Perhaps the way forward is to put motorcycle culture into conversation with broader societal issues. Perhaps what we need again are the form of the biker gangs from the past, but with an attitude and conscience that speaks to the needs of the present.

The industry and us as a culture can innovate and develop new networks for participation, where the motorcycle just happens to be a means to engage and not the end to it. We can call it: Motorcycling 2.0.

Motorcycling 2.0 needs to borrow a page from the information-technology and social networking book in order to develop new ways for engagement with broader issues, agendas, and frameworks.

It is not externally relevant nor useful to just share riding statistics, lap times, and routes traveled over social media. What must be shared is a common agenda, a political ideal, and a societal outlook.

Take, for example, this group Greek of anti-fascists who go on group-rides to demonstrate solidarity and force against the racist and nationalistic fascist element that is growing in pervasiveness in Greece:

Imagine a Russian equivalent of these Greek anti-fascists repelling the ignorant Cossack squad, while Pussy Riot was able to continue their demo last week. Imagine anti-racist gangs patrolling the streets of your town, and imagine you riding with them.

Again, I’m asking you to imagine that being a motorcyclist could mean more than just riding a motorcycle.

As demonstrated by the Greeks, motorcycles can provide an exciting and meaningful context for people to engage with political and social causes in a more active way than the token yearly charity rides.

Transforming the motorcycle into a means for new ways of societal participation is liable to open up whole new demographics to the riding experience and all the things we love about it; people will buy and ride bikes not just to get around or get a jolt of adrenaline, but to be part of a vibrant, thriving and politically effective community.

Finally, and no less importantly, the cultural revolution need not deny the roots and history of motorcycling. We can capitalize on the rebellious imagery, the counter-cultural attitude and the sense of kinship between bikers.

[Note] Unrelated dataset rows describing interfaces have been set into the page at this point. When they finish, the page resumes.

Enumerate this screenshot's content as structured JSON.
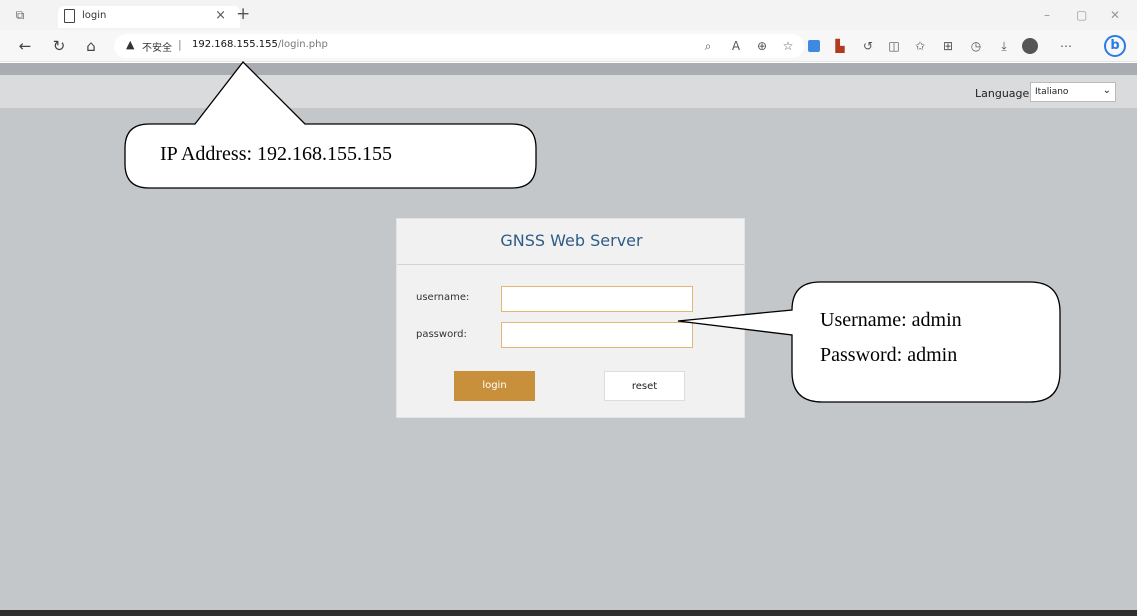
{
  "browser": {
    "tab_title": "login",
    "new_tab_glyph": "+",
    "address_warning": "不安全",
    "address_host": "192.168.155.155",
    "address_path": "/login.php"
  },
  "page": {
    "language_label": "Language :",
    "language_value": "Italiano",
    "panel_title": "GNSS Web Server",
    "username_label": "username:",
    "password_label": "password:",
    "login_label": "login",
    "reset_label": "reset"
  },
  "annotations": {
    "ip_callout": "IP Address: 192.168.155.155",
    "cred_username": "Username: admin",
    "cred_password": "Password: admin"
  },
  "icons": [
    "tab-actions-icon",
    "page-icon",
    "close-icon",
    "back-icon",
    "refresh-icon",
    "home-icon",
    "warning-icon",
    "search-icon",
    "read-aloud-icon",
    "zoom-icon",
    "favorite-icon",
    "extension-icon",
    "split-screen-icon",
    "favorites-list-icon",
    "collections-icon",
    "history-icon",
    "download-icon",
    "profile-icon",
    "more-icon",
    "bing-icon"
  ],
  "colors": {
    "page_bg": "#c4c7ca",
    "panel_title": "#2e5c86",
    "login_button": "#c9903b",
    "input_border": "#e0b873"
  }
}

We can take all of these, and instead of merely letting a manufacturer commoditize and turn into kitsch artifacts to entice the few, we can channel them into galvanizing points of commonality that mobilize the many.